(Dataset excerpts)
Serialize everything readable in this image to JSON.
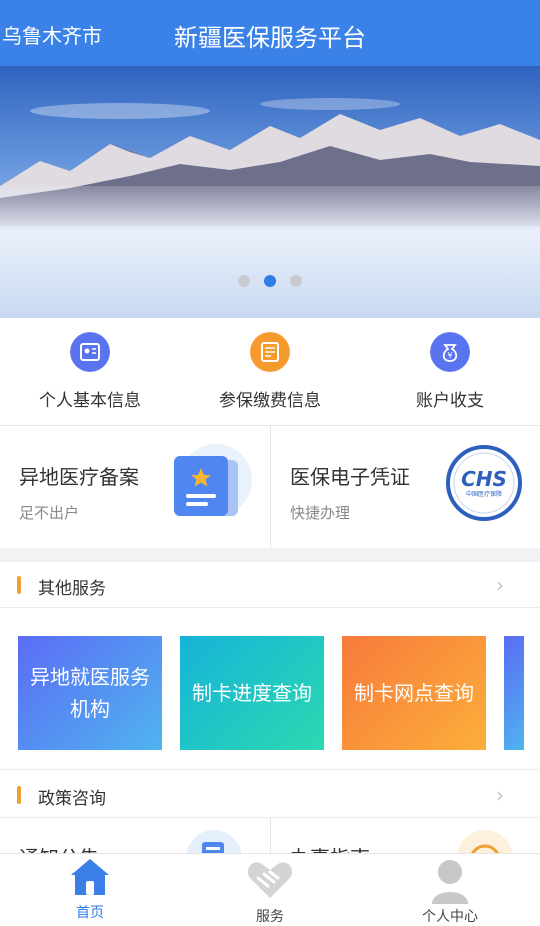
{
  "header": {
    "city": "乌鲁木齐市",
    "title": "新疆医保服务平台"
  },
  "banner": {
    "slide_count": 3,
    "active_slide": 2
  },
  "quick_actions": [
    {
      "label": "个人基本信息",
      "icon": "id-card-icon",
      "color": "#5a74f0"
    },
    {
      "label": "参保缴费信息",
      "icon": "payment-record-icon",
      "color": "#f59a2c"
    },
    {
      "label": "账户收支",
      "icon": "money-bag-icon",
      "color": "#5a74f0"
    }
  ],
  "cards": [
    {
      "title": "异地医疗备案",
      "subtitle": "足不出户",
      "icon": "star-document-icon"
    },
    {
      "title": "医保电子凭证",
      "subtitle": "快捷办理",
      "icon": "chs-logo-icon",
      "logo_text": "CHS",
      "logo_subtext": "中国医疗保障"
    }
  ],
  "sections": {
    "other_services": {
      "title": "其他服务",
      "arrow": "›"
    },
    "policy": {
      "title": "政策咨询",
      "arrow": "›"
    }
  },
  "service_tiles": [
    {
      "label": "异地就医服务机构"
    },
    {
      "label": "制卡进度查询"
    },
    {
      "label": "制卡网点查询"
    }
  ],
  "policy_cards": [
    {
      "title": "通知公告",
      "icon": "notice-icon"
    },
    {
      "title": "办事指南",
      "icon": "guide-icon"
    }
  ],
  "tabbar": [
    {
      "label": "首页",
      "icon": "home-icon",
      "active": true
    },
    {
      "label": "服务",
      "icon": "handshake-icon",
      "active": false
    },
    {
      "label": "个人中心",
      "icon": "user-icon",
      "active": false
    }
  ],
  "colors": {
    "primary": "#3b82e8",
    "accent": "#f0a030"
  }
}
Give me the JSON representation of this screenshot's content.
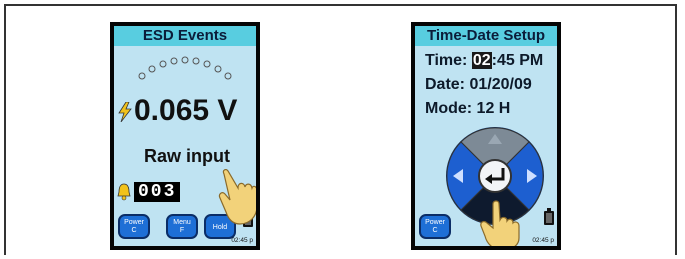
{
  "esd_screen": {
    "title": "ESD Events",
    "value": "0.065 V",
    "subtitle": "Raw input",
    "counter": "003",
    "buttons": [
      {
        "label_line1": "Power",
        "label_line2": "C"
      },
      {
        "label_line1": "Menu",
        "label_line2": "F"
      },
      {
        "label_line1": "Hold",
        "label_line2": ""
      }
    ],
    "clock": "02:45 p"
  },
  "time_screen": {
    "title": "Time-Date Setup",
    "time_label": "Time:",
    "time_hour": "02",
    "time_rest": ":45 PM",
    "date_text": "Date: 01/20/09",
    "mode_text": "Mode: 12 H",
    "button": {
      "label_line1": "Power",
      "label_line2": "C"
    },
    "clock": "02:45 p"
  },
  "colors": {
    "screen_bg": "#bfe3f2",
    "title_bar": "#58cde0",
    "button_blue": "#1e6fd6",
    "dpad_blue": "#1d5fd0"
  }
}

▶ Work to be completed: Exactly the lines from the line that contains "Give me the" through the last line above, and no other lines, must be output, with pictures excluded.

▶ Answer space:
Give me the JSON representation of this screenshot's content.
{
  "esd_screen": {
    "title": "ESD Events",
    "value": "0.065 V",
    "subtitle": "Raw input",
    "counter": "003",
    "buttons": [
      {
        "label_line1": "Power",
        "label_line2": "C"
      },
      {
        "label_line1": "Menu",
        "label_line2": "F"
      },
      {
        "label_line1": "Hold",
        "label_line2": ""
      }
    ],
    "clock": "02:45 p"
  },
  "time_screen": {
    "title": "Time-Date Setup",
    "time_label": "Time:",
    "time_hour": "02",
    "time_rest": ":45 PM",
    "date_text": "Date: 01/20/09",
    "mode_text": "Mode: 12 H",
    "button": {
      "label_line1": "Power",
      "label_line2": "C"
    },
    "clock": "02:45 p"
  },
  "colors": {
    "screen_bg": "#bfe3f2",
    "title_bar": "#58cde0",
    "button_blue": "#1e6fd6",
    "dpad_blue": "#1d5fd0"
  }
}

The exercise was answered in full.